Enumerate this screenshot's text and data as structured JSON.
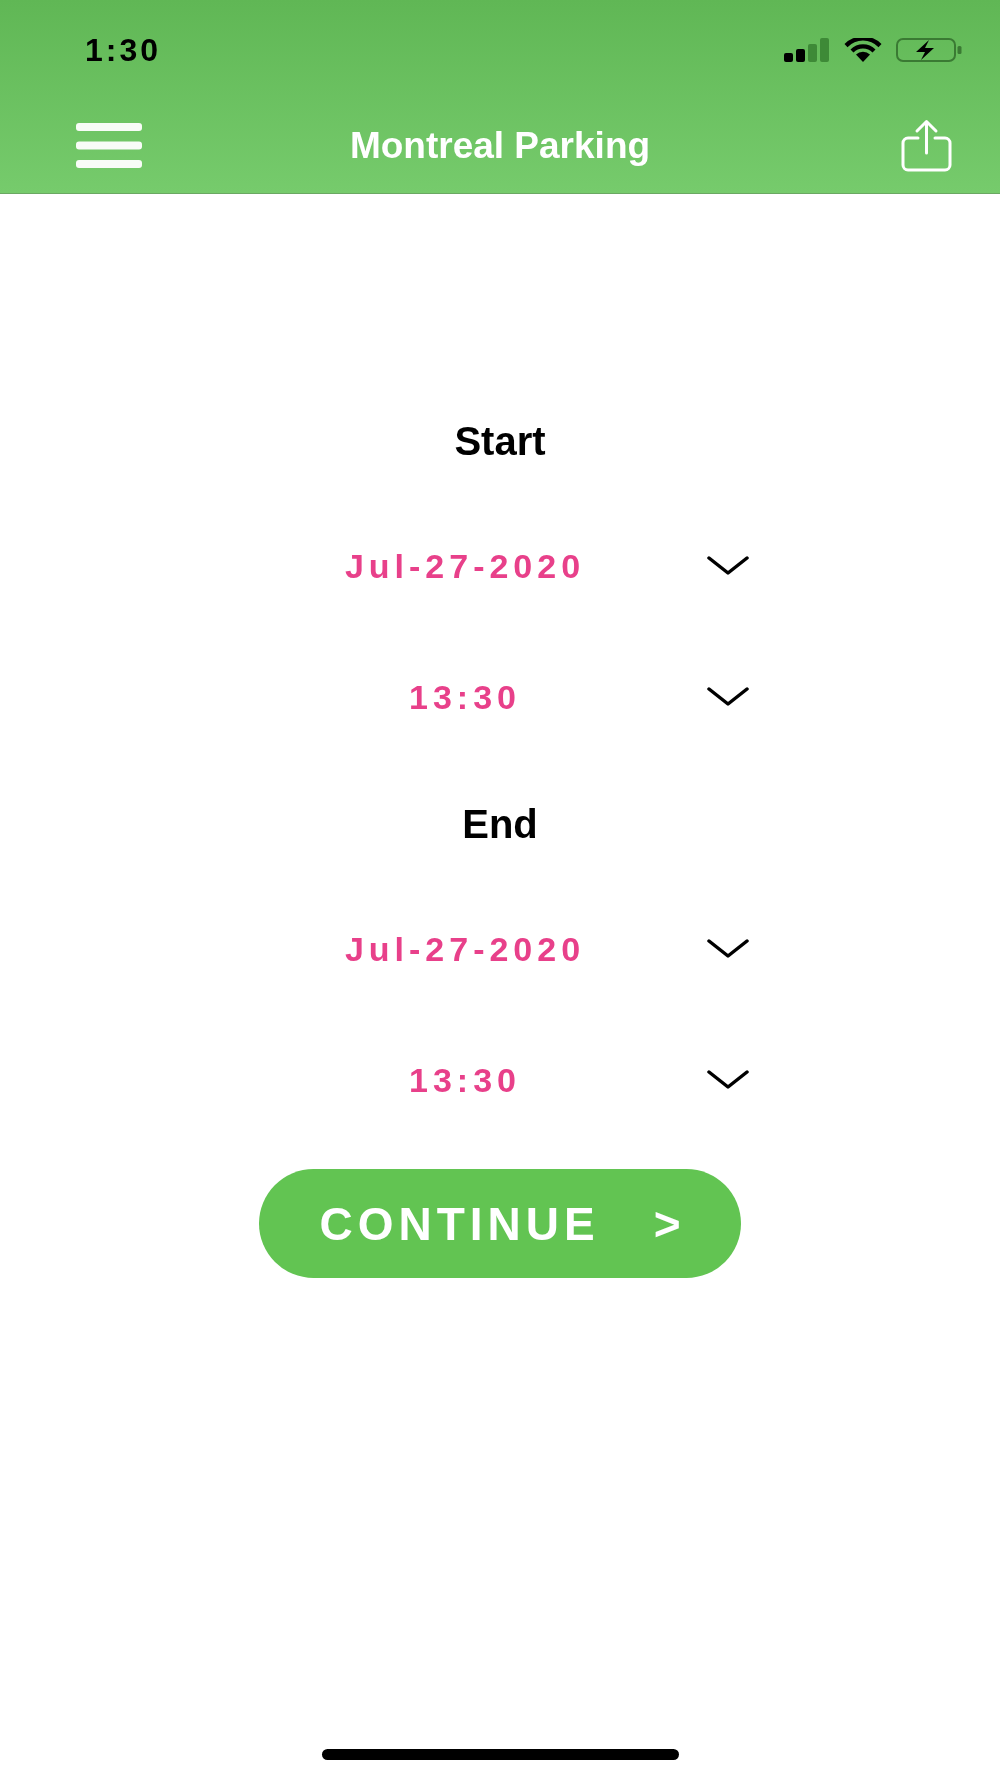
{
  "status_bar": {
    "time": "1:30"
  },
  "nav_bar": {
    "title": "Montreal Parking"
  },
  "sections": [
    {
      "heading": "Start",
      "fields": [
        {
          "value": "Jul-27-2020"
        },
        {
          "value": "13:30"
        }
      ]
    },
    {
      "heading": "End",
      "fields": [
        {
          "value": "Jul-27-2020"
        },
        {
          "value": "13:30"
        }
      ]
    }
  ],
  "continue_button": {
    "label": "CONTINUE",
    "arrow": ">"
  }
}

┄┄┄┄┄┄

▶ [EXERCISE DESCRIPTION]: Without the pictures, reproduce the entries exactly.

▶ [REPLY TO THE EXERCISE]:
Enumerate this screenshot's text and data as structured JSON.
{
  "status_bar": {
    "time": "1:30"
  },
  "nav_bar": {
    "title": "Montreal Parking"
  },
  "sections": [
    {
      "heading": "Start",
      "fields": [
        {
          "value": "Jul-27-2020"
        },
        {
          "value": "13:30"
        }
      ]
    },
    {
      "heading": "End",
      "fields": [
        {
          "value": "Jul-27-2020"
        },
        {
          "value": "13:30"
        }
      ]
    }
  ],
  "continue_button": {
    "label": "CONTINUE",
    "arrow": ">"
  }
}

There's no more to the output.